> Work request: The response must be a precise copy of the records that follow.

(Items from an interface collection)
== Segment start ==

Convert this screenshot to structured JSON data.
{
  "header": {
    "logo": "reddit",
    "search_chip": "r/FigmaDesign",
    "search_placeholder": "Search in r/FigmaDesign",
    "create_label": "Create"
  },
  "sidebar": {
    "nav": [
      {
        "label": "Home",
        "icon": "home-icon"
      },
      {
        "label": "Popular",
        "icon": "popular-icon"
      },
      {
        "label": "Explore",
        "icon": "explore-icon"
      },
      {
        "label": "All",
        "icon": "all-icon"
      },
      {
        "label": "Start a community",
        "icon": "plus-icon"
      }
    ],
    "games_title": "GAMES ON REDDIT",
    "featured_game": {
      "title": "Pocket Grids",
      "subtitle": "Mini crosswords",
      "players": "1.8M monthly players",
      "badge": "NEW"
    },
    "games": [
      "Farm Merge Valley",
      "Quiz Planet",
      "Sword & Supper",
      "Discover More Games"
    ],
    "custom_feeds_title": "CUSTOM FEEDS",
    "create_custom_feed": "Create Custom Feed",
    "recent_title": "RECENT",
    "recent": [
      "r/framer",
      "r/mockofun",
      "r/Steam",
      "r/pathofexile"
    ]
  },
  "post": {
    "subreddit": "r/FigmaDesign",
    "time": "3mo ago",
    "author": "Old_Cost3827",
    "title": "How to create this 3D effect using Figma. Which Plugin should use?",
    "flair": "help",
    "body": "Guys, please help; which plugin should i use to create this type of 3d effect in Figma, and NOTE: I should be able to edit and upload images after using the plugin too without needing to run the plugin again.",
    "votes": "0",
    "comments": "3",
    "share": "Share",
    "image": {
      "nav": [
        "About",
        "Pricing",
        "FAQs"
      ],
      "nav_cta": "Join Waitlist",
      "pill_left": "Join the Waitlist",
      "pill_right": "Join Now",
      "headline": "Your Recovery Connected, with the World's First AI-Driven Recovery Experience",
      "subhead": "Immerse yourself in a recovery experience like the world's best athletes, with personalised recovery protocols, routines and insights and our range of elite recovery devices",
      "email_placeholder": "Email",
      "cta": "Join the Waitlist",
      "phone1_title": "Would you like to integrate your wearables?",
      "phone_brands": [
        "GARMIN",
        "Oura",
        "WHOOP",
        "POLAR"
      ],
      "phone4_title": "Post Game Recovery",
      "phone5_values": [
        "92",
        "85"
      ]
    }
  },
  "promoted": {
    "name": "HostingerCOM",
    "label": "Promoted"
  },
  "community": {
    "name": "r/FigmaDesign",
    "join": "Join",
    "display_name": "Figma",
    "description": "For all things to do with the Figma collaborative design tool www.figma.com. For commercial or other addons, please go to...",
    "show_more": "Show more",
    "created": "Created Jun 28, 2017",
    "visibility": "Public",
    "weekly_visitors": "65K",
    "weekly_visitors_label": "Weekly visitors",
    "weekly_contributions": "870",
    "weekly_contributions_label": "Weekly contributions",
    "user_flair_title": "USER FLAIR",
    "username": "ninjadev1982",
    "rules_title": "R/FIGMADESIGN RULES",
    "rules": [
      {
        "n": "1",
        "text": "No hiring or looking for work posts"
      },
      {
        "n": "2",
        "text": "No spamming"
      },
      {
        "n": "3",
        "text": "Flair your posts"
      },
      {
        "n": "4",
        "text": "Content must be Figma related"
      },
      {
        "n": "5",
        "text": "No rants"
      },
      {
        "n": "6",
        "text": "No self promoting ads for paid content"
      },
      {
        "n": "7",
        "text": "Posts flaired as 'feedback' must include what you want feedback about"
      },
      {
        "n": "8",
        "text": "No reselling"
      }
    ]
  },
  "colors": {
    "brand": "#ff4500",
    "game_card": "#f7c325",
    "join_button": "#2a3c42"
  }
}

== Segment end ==

> Answer space:
Convert this screenshot to structured JSON data.
{
  "header": {
    "logo": "reddit",
    "search_chip": "r/FigmaDesign",
    "search_placeholder": "Search in r/FigmaDesign",
    "create_label": "Create"
  },
  "sidebar": {
    "nav": [
      {
        "label": "Home",
        "icon": "home-icon"
      },
      {
        "label": "Popular",
        "icon": "popular-icon"
      },
      {
        "label": "Explore",
        "icon": "explore-icon"
      },
      {
        "label": "All",
        "icon": "all-icon"
      },
      {
        "label": "Start a community",
        "icon": "plus-icon"
      }
    ],
    "games_title": "GAMES ON REDDIT",
    "featured_game": {
      "title": "Pocket Grids",
      "subtitle": "Mini crosswords",
      "players": "1.8M monthly players",
      "badge": "NEW"
    },
    "games": [
      "Farm Merge Valley",
      "Quiz Planet",
      "Sword & Supper",
      "Discover More Games"
    ],
    "custom_feeds_title": "CUSTOM FEEDS",
    "create_custom_feed": "Create Custom Feed",
    "recent_title": "RECENT",
    "recent": [
      "r/framer",
      "r/mockofun",
      "r/Steam",
      "r/pathofexile"
    ]
  },
  "post": {
    "subreddit": "r/FigmaDesign",
    "time": "3mo ago",
    "author": "Old_Cost3827",
    "title": "How to create this 3D effect using Figma. Which Plugin should use?",
    "flair": "help",
    "body": "Guys, please help; which plugin should i use to create this type of 3d effect in Figma, and NOTE: I should be able to edit and upload images after using the plugin too without needing to run the plugin again.",
    "votes": "0",
    "comments": "3",
    "share": "Share",
    "image": {
      "nav": [
        "About",
        "Pricing",
        "FAQs"
      ],
      "nav_cta": "Join Waitlist",
      "pill_left": "Join the Waitlist",
      "pill_right": "Join Now",
      "headline": "Your Recovery Connected, with the World's First AI-Driven Recovery Experience",
      "subhead": "Immerse yourself in a recovery experience like the world's best athletes, with personalised recovery protocols, routines and insights and our range of elite recovery devices",
      "email_placeholder": "Email",
      "cta": "Join the Waitlist",
      "phone1_title": "Would you like to integrate your wearables?",
      "phone_brands": [
        "GARMIN",
        "Oura",
        "WHOOP",
        "POLAR"
      ],
      "phone4_title": "Post Game Recovery",
      "phone5_values": [
        "92",
        "85"
      ]
    }
  },
  "promoted": {
    "name": "HostingerCOM",
    "label": "Promoted"
  },
  "community": {
    "name": "r/FigmaDesign",
    "join": "Join",
    "display_name": "Figma",
    "description": "For all things to do with the Figma collaborative design tool www.figma.com. For commercial or other addons, please go to...",
    "show_more": "Show more",
    "created": "Created Jun 28, 2017",
    "visibility": "Public",
    "weekly_visitors": "65K",
    "weekly_visitors_label": "Weekly visitors",
    "weekly_contributions": "870",
    "weekly_contributions_label": "Weekly contributions",
    "user_flair_title": "USER FLAIR",
    "username": "ninjadev1982",
    "rules_title": "R/FIGMADESIGN RULES",
    "rules": [
      {
        "n": "1",
        "text": "No hiring or looking for work posts"
      },
      {
        "n": "2",
        "text": "No spamming"
      },
      {
        "n": "3",
        "text": "Flair your posts"
      },
      {
        "n": "4",
        "text": "Content must be Figma related"
      },
      {
        "n": "5",
        "text": "No rants"
      },
      {
        "n": "6",
        "text": "No self promoting ads for paid content"
      },
      {
        "n": "7",
        "text": "Posts flaired as 'feedback' must include what you want feedback about"
      },
      {
        "n": "8",
        "text": "No reselling"
      }
    ]
  },
  "colors": {
    "brand": "#ff4500",
    "game_card": "#f7c325",
    "join_button": "#2a3c42"
  }
}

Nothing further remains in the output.